Collaborative Work Leads to Publication on Hyena Behavior
Michigan State University Distinguished Professor Kay Holekamp and her students have been observing hyenas as part of The Maasai Mara Hyena Project for more than 30 years, gathering data to help answer questions such as: how do hyenas inherit their mothers’ social networks? What role do parasites play in interactions between hyenas and lions? Are there links between hyenas’ early social experiences and their stress as an adult?
The latter is the basis for a new study published in Nature Communications co-authored by Holekamp and led by former MSU Department of Integrative Biology Ph.D. student Zachary Laubach. Additional IBIO contributors are graduate students Tracy Montgomery, Maggie Sawdy, and Professor Laura Smale (jointly appointed with Psychology).
Zachary, now a postdoctoral researcher at the University of Colorado, Boulder, said, “The focus of my research interests falls under the umbrella of developmental plasticity, or the ways that environmental and social experiences during one phase of life tend to cause changes that persist and have measurable effects later in life.”
Kay Holekamp said, "One of the greatest things about long-term studies like ours is that they enable us to assess the lifelong consequences of variables acting on long-lived mammals very early in their lives.

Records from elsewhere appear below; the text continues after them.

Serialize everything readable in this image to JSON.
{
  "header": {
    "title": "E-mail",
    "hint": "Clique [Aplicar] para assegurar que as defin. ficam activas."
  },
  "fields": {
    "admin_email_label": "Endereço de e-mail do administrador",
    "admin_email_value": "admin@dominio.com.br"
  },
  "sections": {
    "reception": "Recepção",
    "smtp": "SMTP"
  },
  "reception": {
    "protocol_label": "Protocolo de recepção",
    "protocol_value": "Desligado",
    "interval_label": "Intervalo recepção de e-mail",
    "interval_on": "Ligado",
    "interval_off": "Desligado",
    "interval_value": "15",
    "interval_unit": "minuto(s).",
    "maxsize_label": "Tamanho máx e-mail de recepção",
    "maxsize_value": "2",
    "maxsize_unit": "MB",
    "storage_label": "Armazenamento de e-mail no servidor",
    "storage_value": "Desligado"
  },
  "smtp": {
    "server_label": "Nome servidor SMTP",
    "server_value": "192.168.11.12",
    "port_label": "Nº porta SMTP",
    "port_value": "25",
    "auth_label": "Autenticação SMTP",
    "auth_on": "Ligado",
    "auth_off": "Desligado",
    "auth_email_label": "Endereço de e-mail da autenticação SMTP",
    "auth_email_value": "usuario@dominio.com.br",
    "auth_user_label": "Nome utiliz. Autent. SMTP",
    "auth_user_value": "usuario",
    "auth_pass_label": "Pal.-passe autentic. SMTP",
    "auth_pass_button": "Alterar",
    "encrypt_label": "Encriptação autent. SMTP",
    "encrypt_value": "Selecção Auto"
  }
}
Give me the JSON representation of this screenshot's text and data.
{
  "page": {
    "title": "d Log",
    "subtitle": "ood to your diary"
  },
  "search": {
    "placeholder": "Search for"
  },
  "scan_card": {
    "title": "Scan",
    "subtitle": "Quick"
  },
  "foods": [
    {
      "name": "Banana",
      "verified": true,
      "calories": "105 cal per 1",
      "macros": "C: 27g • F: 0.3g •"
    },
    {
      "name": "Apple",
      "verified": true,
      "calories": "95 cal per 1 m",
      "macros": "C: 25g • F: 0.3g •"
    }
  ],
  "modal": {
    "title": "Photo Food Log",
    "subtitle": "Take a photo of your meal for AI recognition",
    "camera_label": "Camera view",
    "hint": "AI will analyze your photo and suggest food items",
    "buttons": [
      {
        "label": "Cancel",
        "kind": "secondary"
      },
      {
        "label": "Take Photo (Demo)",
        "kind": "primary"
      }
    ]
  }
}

The cool and novel work that Dr. Laubach and colleagues have done here combines behavioral data from observations of mother-infant pairs and entire social networks among young hyenas in the Mara with very sophisticated molecular genetic analysis of patterns of gene expression and analysis of stress hormone concentrations later in life, thus revealing important long-term effects of the early social environment.”
The three-decades long field study data were connected to individual fecal glucocorticoid metabolite samples (fGCMs), a non-invasive and ground-breaking monitoring technique in wildlife management for studying the physiological response of wildlife to a variety of stressors. Focusing on two windows of hyena early development—up to a year old--when parents are expected to have more influence, and 1-2 years old, when the “teenage” hyena establishes social networks—the scientists discovered that less maternal care during the infant’s first year of life and less social connectedness once they are independent of the communal den were associated later in life with higher concentrations of stress hormones.
Next, the scientists wanted to see if they could mechanistically link positive early-life social experiences to these reduced stress hormones. In other words, did maternal care and teenage social networks make lasting changes to hyena DNA that played out later in life? The answer was yes. Less maternal care and less social connectedness early in life led to less global DNA methylation. Using a number of molecular biology techniques, including next generation DNA sequencing, they found that markers with respect to maternal care and stress hormones were related to genes found in humans to be associated with aging and immune function.
Zachary said, “Our data suggest that maternal care early in life seems to matter, and that these social networks, particularly in the subadult (teenage) phase, matter in terms of DNA methylation and stress hormone concentrations." His pioneering research will launch future investigations into maternal care and the immune system. “There’s some interest to dive deeper into the mechanism we found here and relate early-life social experiences to aspects of immune systems and ultimately to fitness.”